Contribution to journal
publication status
published
subject
keywords
Adhesive, Allergic contact dermatitis, CAS no. 5888-33-5, Case report, Diabetes mellitus, Gas chromatography-mass spectrometry, Insulin pump, Isobornyl acrylate, Medical device, OmniPod
in
Contact Dermatitis
volume
79
issue
2
pages
76 - 80
publisher
Federation of European Neuroscience Societies and Blackwell Publishing Ltd
external identifiers
  • scopus:85045220070
ISSN
0105-1873
DOI
10.1111/cod.12995
language
English
LU publication?
yes
id
5c93f829-3aca-4d80-8cdd-6d926070749d
date added to LUP
2018-04-23 10:59:47
date last changed
2019-01-14 17:04:44
@article{5c93f829-3aca-4d80-8cdd-6d926070749d,
  abstract     = {<p>Background: The frequency of allergic contact dermatitis caused by (meth)acrylates is increasing worldwide, and isobornyl acrylate (IBOA) has been identified as a culprit sensitizer in FreeStyle Libre, a medical device used by diabetic patients. Objectives: To report on 4 patients sensitized to IBOA contained in OmniPod, a new, tubeless insulin pump, and to describe the clinical and chemical analytical work-up. Method: Four patients with eczematous skin eruptions after using OmniPod, including 2 with previous adverse skin reactions to FreeStyle Libre, were patch tested with a baseline series and additional (meth)acrylates, including IBOA in several concentrations and/or vehicles. Gas chromatography-mass spectrometry (GC-MS) was used to identify the presence of IBOA in OmniPod. Results: All patients were shown to be sensitized to IBOA. GC-MS identified IBOA in OmniPod, with the highest concentrations being found in the unit itself and not in the adhesive patch. Conclusions: The OmniPod tubeless insulin pump is another source of IBOA, and its use may lead to primary sensitization to this acrylate, or may provoke elicitation of allergic contact dermatitis in previously sensitized patients. Our cases highlight the need to obtain satisfactory cooperation from pharmaceutical companies involved in the manufacture of these widely used medical devices.</p>},

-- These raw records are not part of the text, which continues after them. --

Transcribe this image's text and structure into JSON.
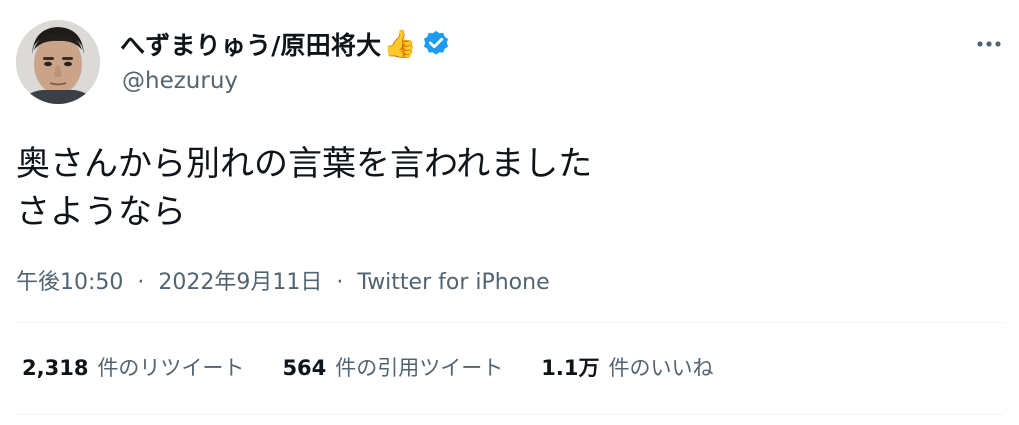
{
  "user": {
    "display_name": "へずまりゅう/原田将大",
    "emoji": "👍",
    "handle": "@hezuruy",
    "verified_icon": "verified-badge-icon",
    "verified_color": "#1d9bf0"
  },
  "tweet": {
    "line1": "奥さんから別れの言葉を言われました",
    "line2": "さようなら",
    "time": "午後10:50",
    "date": "2022年9月11日",
    "separator": "·",
    "source": "Twitter for iPhone"
  },
  "stats": {
    "retweets_value": "2,318",
    "retweets_label": "件のリツイート",
    "quotes_value": "564",
    "quotes_label": "件の引用ツイート",
    "likes_value": "1.1万",
    "likes_label": "件のいいね"
  },
  "icons": {
    "more": "more-dots-icon"
  }
}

  author       = {Raison-Peyron, Nadia and Mowitz, Martin and Bonardel, Nathalie and Aerts, Olivier and Bruze, Magnus},
  issn         = {0105-1873},
  keyword      = {Adhesive,Allergic contact dermatitis,CAS no. 5888-33-5,Case report,Diabetes mellitus,Gas chromatography-mass spectrometry,Insulin pump,Isobornyl acrylate,Medical device,OmniPod},
  language     = {eng},
  month        = {04},
  number       = {2},
  pages        = {76--80},
  publisher    = {Federation of European Neuroscience Societies and Blackwell Publishing Ltd},
  series       = {Contact Dermatitis},
  title        = {Allergic contact dermatitis caused by isobornyl acrylate in OmniPod, an innovative tubeless insulin pump},
  url          = {http://dx.doi.org/10.1111/cod.12995},
  volume       = {79},
  year         = {2018},
}